What is the role of a Company Security Officer?

What is the role of a Company Security Officer?

Shipping companies invest a large amount of time and money in their operations. The security of their ships and port facilities is of paramount importance. Any security threat or vulnerability must be identified and eliminated. 

That’s the job of a Company Security Officer (CSO). Designated by a specific company, these maritime professionals are responsible for one or more ships, handling all aspects of safety and security.

Learn more about the responsibilities CSOs manage, why they’re so important, and how to embark on a career as a CSO in this blog.

Company Security Officer wearing a high vis jacket and hard hat with a clipboard, stood in front of shipping containers.

What is a Company Security Officer?

A Company Security Officer is a critical figure within the maritime industry, tasked with safeguarding the operation of shipping companies. Formalised under the International Ship and Port Facility Security Code (ISPS), and implemented by the International Maritime Organisation (IMO), CSOs were created to enhance the security of ships and port facilities in response to perceived maritime security threats.

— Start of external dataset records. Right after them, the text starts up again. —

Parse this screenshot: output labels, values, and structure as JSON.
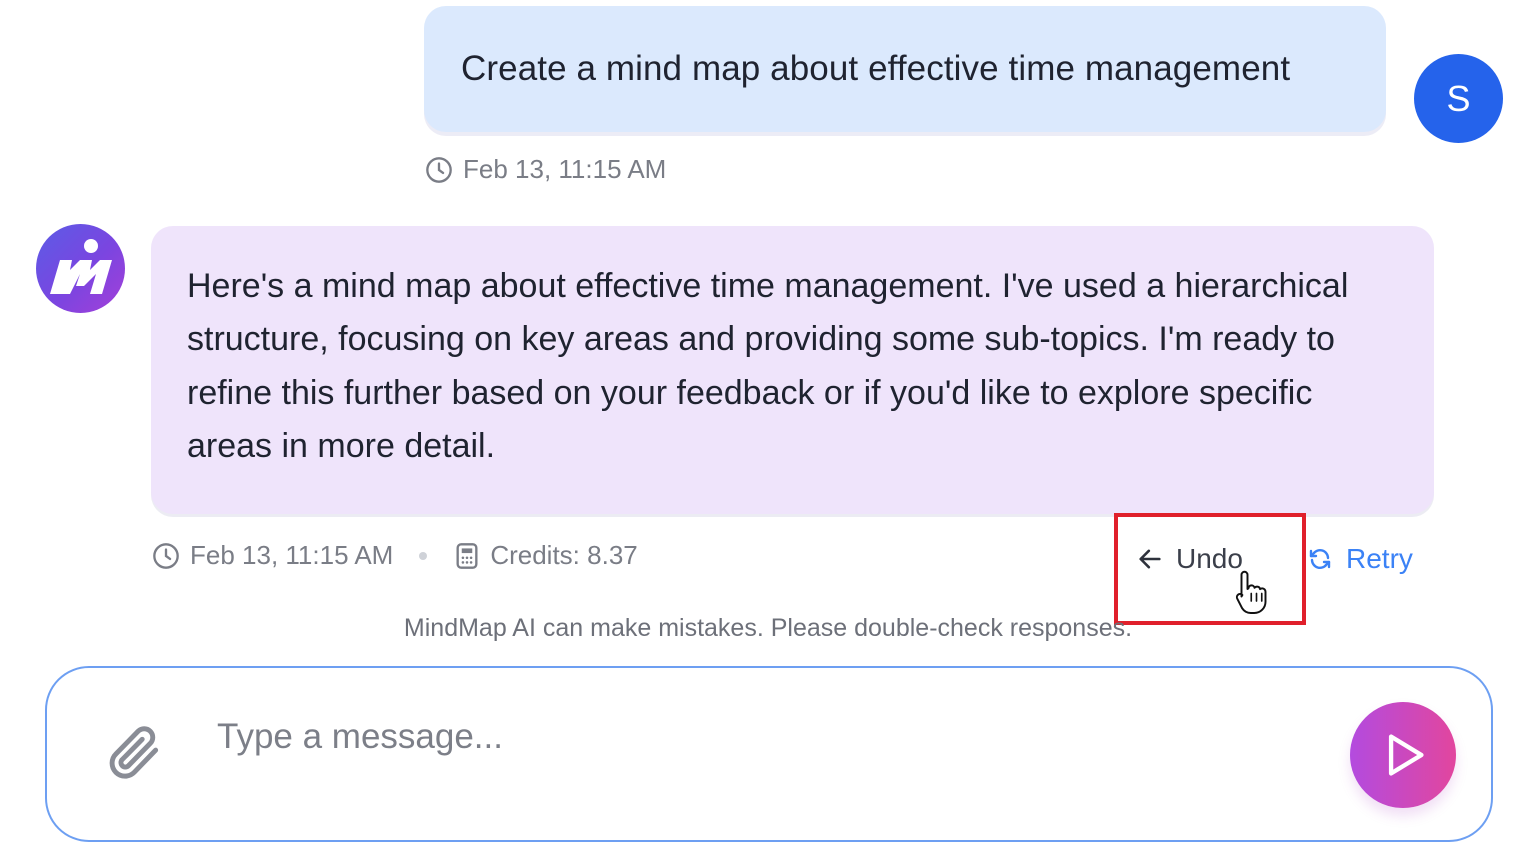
{
  "user_message": {
    "text": "Create a mind map about effective time management",
    "avatar_initial": "S",
    "timestamp": "Feb 13, 11:15 AM"
  },
  "ai_message": {
    "text": "Here's a mind map about effective time management. I've used a hierarchical structure, focusing on key areas and providing some sub-topics. I'm ready to refine this further based on your feedback or if you'd like to explore specific areas in more detail.",
    "timestamp": "Feb 13, 11:15 AM",
    "credits": "Credits: 8.37"
  },
  "actions": {
    "undo_label": "Undo",
    "retry_label": "Retry"
  },
  "disclaimer": "MindMap AI can make mistakes. Please double-check responses.",
  "composer": {
    "placeholder": "Type a message..."
  },
  "colors": {
    "user_bubble": "#dbe9fd",
    "ai_bubble": "#efe4fb",
    "user_avatar": "#2563eb",
    "retry_accent": "#3b82f6",
    "highlight_box": "#e0202b",
    "composer_border": "#6d9ff2"
  },
  "icons": {
    "timestamp": "clock-icon",
    "credits": "calculator-icon",
    "undo": "arrow-left-icon",
    "retry": "refresh-icon",
    "attach": "paperclip-icon",
    "send": "play-triangle-icon",
    "pointer": "hand-cursor-icon"
  }
}
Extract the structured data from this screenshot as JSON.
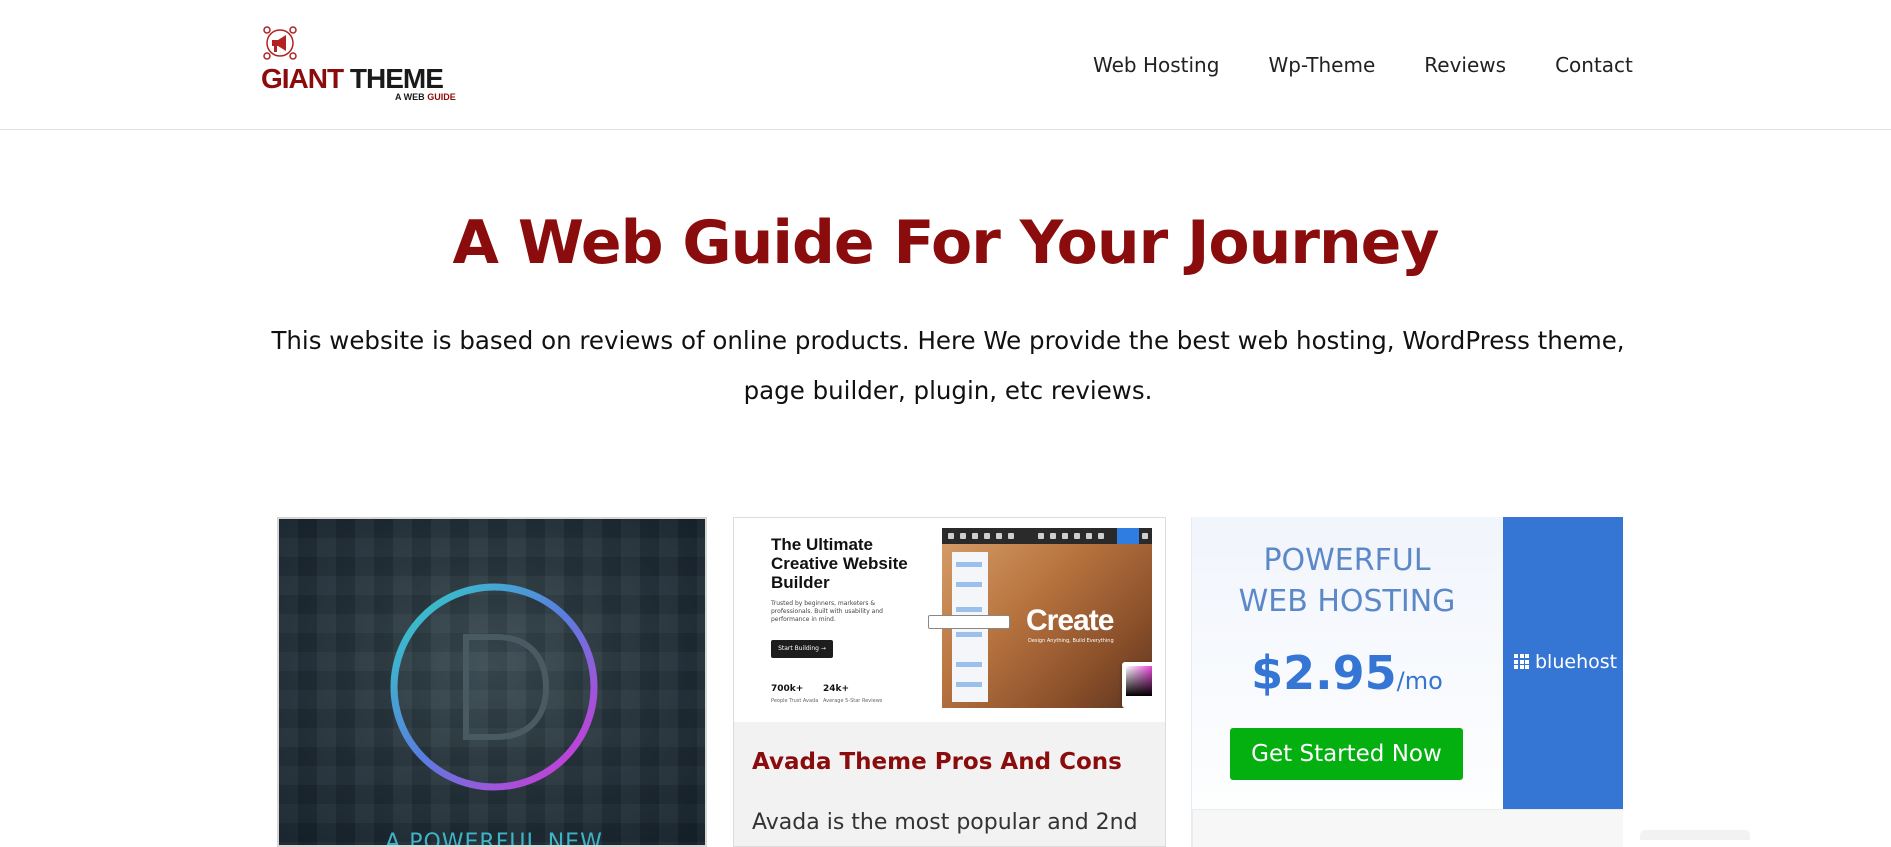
{
  "header": {
    "logo": {
      "word1": "GIANT",
      "word2": "THEME",
      "tag1": "A WEB",
      "tag2": "GUIDE"
    },
    "nav": [
      {
        "label": "Web Hosting"
      },
      {
        "label": "Wp-Theme"
      },
      {
        "label": "Reviews"
      },
      {
        "label": "Contact"
      }
    ]
  },
  "hero": {
    "title": "A Web Guide For Your Journey",
    "description": "This website is based on reviews of online products. Here We provide the best web hosting, WordPress theme, page builder, plugin, etc reviews."
  },
  "cards": {
    "divi": {
      "image_caption": "A POWERFUL NEW"
    },
    "avada": {
      "image": {
        "headline": "The Ultimate Creative Website Builder",
        "subtext": "Trusted by beginners, marketers & professionals. Built with usability and performance in mind.",
        "button": "Start Building →",
        "stat1_value": "700k+",
        "stat1_label": "People Trust Avada",
        "stat2_value": "24k+",
        "stat2_label": "Average 5-Star Reviews",
        "overlay_title": "Create",
        "overlay_sub": "Design Anything, Build Everything"
      },
      "title": "Avada Theme Pros And Cons",
      "excerpt": "Avada is the most popular and 2nd"
    },
    "bluehost": {
      "line1": "POWERFUL",
      "line2": "WEB HOSTING",
      "price": "$2.95",
      "per": "/mo",
      "cta": "Get Started Now",
      "brand": "bluehost"
    }
  },
  "colors": {
    "brand_red": "#8b0c0c",
    "bluehost_blue": "#3575d3",
    "cta_green": "#04b010"
  }
}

Think of CSOs as a security professional, a police officer, and a threat specialist rolled into one. Day-to-day, they protect the company’s assets, crew, and cargo – however, the specifics of their job change from ship to ship and company to company.

What is the importance of a Company Security Officer?

From piracy and terrorism, to crime and smuggling, CSOs face immense challenges and must always be prepared for every potentiality. Some of their primary responsibilities include:

Conducting Security Assessments: The CSO is responsible for conducting thorough security assessments of the company’s vessels and port facilities to identify potential threats and vulnerabilities.

Developing and Implementing Security Plans: Based on the security assessments, the CSO develops and implements comprehensive security plans for each vessel, ensuring compliance with the ISPS Code and other relevant security regulations.

Training and Awareness: The CSO ensures that all onshore and off-shore personnel are trained in security awareness and procedures. This includes conducting regular security drills and training sessions to prepare the crew for potential security incidents.

Communication and Coordination: Serving as the primary point of contact for all security-related matters, the CSO ensures effective communication and coordination between the ship’s crew, the company, and external entities like port authorities.

Compliance and Reporting: The CSO ensures that the company and its vessels comply with all relevant security regulations, maintain proper documentation and report any security incidents or breaches to the appropriate authorities.

CSOs must master behavioural analysis, identifying individuals who pose a potential threat. They must use high-tech security equipment and systems, understand the ship’s security plans, have a grounding in international maritime law, and be physically capable of dealing with threats if they do arise. It’s a highly demanding but immensely rewarding role, unlike anything else in the maritime industry. 

Company Security Officer on a ship, talking on a radio.

How to Become a Company Security Officer

Are you interested in becoming a CSO? Becoming a Company Security Officer in the maritime industry requires a background in maritime operations, experience in security, and dedication to the role.

Most CSOs spend substantial time in ship operations before completing the necessary training. The more experience you have on ships and at ports, the greater your eventual success. If you’re interested in pursuing this career, speak to a CSO for guidance, industry insights, and advice on your professional development.

Company Security Officer Training at Maritime Skills Academy 

The Maritime Skills Academy runs an ISPS Company Security Officer (CSO) training course targeted at senior operational ship managers who handle the associated duties and responsibilities outlined in sections A/2.1.7 and A/11 of the International Ship and Port Facility Security (ISPS) Code.

To be applicable for the course, delegates must meet the minimum requirements:

  • At least 12 months of certified sea service after the age of 18
  • Proof of competency at the operational management level in a maritime organisation
  • Strong understanding of the ISPS Code and its implementation

Throughout the 3-day course, delegates will be trained to evaluate ship vulnerabilities, perform threat assessments, enforce security measures, understand maritime security policies, develop and maintain a ship security plan, organise ship security audits, and much more.

Taught at our state-of-the-art training centre, by expert maritime professionals who have decades of first-hand experience.

Interested in becoming a Company Security Officer? Find out more about our course and register here.